* [Problem requirements]
Using the listing below, return each line exactly as it reads.

* [The data]
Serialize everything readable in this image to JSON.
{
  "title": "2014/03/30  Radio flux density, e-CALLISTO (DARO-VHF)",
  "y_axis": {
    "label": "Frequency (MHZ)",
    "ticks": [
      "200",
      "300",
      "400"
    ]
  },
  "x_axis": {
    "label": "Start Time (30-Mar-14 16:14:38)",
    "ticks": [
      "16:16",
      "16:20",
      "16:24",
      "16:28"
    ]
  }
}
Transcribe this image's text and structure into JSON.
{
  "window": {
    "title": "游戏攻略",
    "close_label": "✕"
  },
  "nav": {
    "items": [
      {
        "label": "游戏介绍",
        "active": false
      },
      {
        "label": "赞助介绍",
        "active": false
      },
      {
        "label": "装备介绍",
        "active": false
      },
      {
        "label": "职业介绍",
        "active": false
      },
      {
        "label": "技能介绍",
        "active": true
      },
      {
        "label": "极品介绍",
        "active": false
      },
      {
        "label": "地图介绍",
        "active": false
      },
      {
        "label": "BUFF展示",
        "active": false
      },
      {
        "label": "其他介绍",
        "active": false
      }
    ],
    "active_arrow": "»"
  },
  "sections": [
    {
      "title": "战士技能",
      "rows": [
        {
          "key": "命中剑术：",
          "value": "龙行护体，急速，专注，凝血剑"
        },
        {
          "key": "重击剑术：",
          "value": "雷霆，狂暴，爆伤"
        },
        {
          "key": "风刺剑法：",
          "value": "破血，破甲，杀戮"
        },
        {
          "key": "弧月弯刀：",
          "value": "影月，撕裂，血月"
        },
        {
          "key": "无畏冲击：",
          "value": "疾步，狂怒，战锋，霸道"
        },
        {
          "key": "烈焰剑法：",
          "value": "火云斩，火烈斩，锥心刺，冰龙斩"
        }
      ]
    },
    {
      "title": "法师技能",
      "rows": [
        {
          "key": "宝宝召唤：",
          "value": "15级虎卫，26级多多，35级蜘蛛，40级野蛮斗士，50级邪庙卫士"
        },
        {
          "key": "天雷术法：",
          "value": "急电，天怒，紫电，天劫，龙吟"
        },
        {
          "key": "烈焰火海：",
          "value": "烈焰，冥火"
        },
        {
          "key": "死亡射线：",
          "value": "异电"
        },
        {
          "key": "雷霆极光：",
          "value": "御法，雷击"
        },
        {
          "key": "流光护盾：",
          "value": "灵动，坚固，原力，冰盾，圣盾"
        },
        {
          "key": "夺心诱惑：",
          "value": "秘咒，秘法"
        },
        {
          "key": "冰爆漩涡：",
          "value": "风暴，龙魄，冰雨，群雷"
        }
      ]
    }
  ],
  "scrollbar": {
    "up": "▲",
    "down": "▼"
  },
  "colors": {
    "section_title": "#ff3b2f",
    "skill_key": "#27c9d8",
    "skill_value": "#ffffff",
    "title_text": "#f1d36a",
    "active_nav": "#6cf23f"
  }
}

* [Solution for this exercise]
Serialize everything readable in this image to JSON.
{
  "title": "2014/03/30  Radio flux density, e-CALLISTO (DARO-VHF)",
  "y_axis": {
    "label": "Frequency (MHZ)",
    "ticks": [
      "200",
      "300",
      "400"
    ]
  },
  "x_axis": {
    "label": "Start Time (30-Mar-14 16:14:38)",
    "ticks": [
      "16:16",
      "16:20",
      "16:24",
      "16:28"
    ]
  }
}
Transcribe this image's text and structure into JSON.
{
  "window": {
    "title": "游戏攻略",
    "close_label": "✕"
  },
  "nav": {
    "items": [
      {
        "label": "游戏介绍",
        "active": false
      },
      {
        "label": "赞助介绍",
        "active": false
      },
      {
        "label": "装备介绍",
        "active": false
      },
      {
        "label": "职业介绍",
        "active": false
      },
      {
        "label": "技能介绍",
        "active": true
      },
      {
        "label": "极品介绍",
        "active": false
      },
      {
        "label": "地图介绍",
        "active": false
      },
      {
        "label": "BUFF展示",
        "active": false
      },
      {
        "label": "其他介绍",
        "active": false
      }
    ],
    "active_arrow": "»"
  },
  "sections": [
    {
      "title": "战士技能",
      "rows": [
        {
          "key": "命中剑术：",
          "value": "龙行护体，急速，专注，凝血剑"
        },
        {
          "key": "重击剑术：",
          "value": "雷霆，狂暴，爆伤"
        },
        {
          "key": "风刺剑法：",
          "value": "破血，破甲，杀戮"
        },
        {
          "key": "弧月弯刀：",
          "value": "影月，撕裂，血月"
        },
        {
          "key": "无畏冲击：",
          "value": "疾步，狂怒，战锋，霸道"
        },
        {
          "key": "烈焰剑法：",
          "value": "火云斩，火烈斩，锥心刺，冰龙斩"
        }
      ]
    },
    {
      "title": "法师技能",
      "rows": [
        {
          "key": "宝宝召唤：",
          "value": "15级虎卫，26级多多，35级蜘蛛，40级野蛮斗士，50级邪庙卫士"
        },
        {
          "key": "天雷术法：",
          "value": "急电，天怒，紫电，天劫，龙吟"
        },
        {
          "key": "烈焰火海：",
          "value": "烈焰，冥火"
        },
        {
          "key": "死亡射线：",
          "value": "异电"
        },
        {
          "key": "雷霆极光：",
          "value": "御法，雷击"
        },
        {
          "key": "流光护盾：",
          "value": "灵动，坚固，原力，冰盾，圣盾"
        },
        {
          "key": "夺心诱惑：",
          "value": "秘咒，秘法"
        },
        {
          "key": "冰爆漩涡：",
          "value": "风暴，龙魄，冰雨，群雷"
        }
      ]
    }
  ],
  "scrollbar": {
    "up": "▲",
    "down": "▼"
  },
  "colors": {
    "section_title": "#ff3b2f",
    "skill_key": "#27c9d8",
    "skill_value": "#ffffff",
    "title_text": "#f1d36a",
    "active_nav": "#6cf23f"
  }
}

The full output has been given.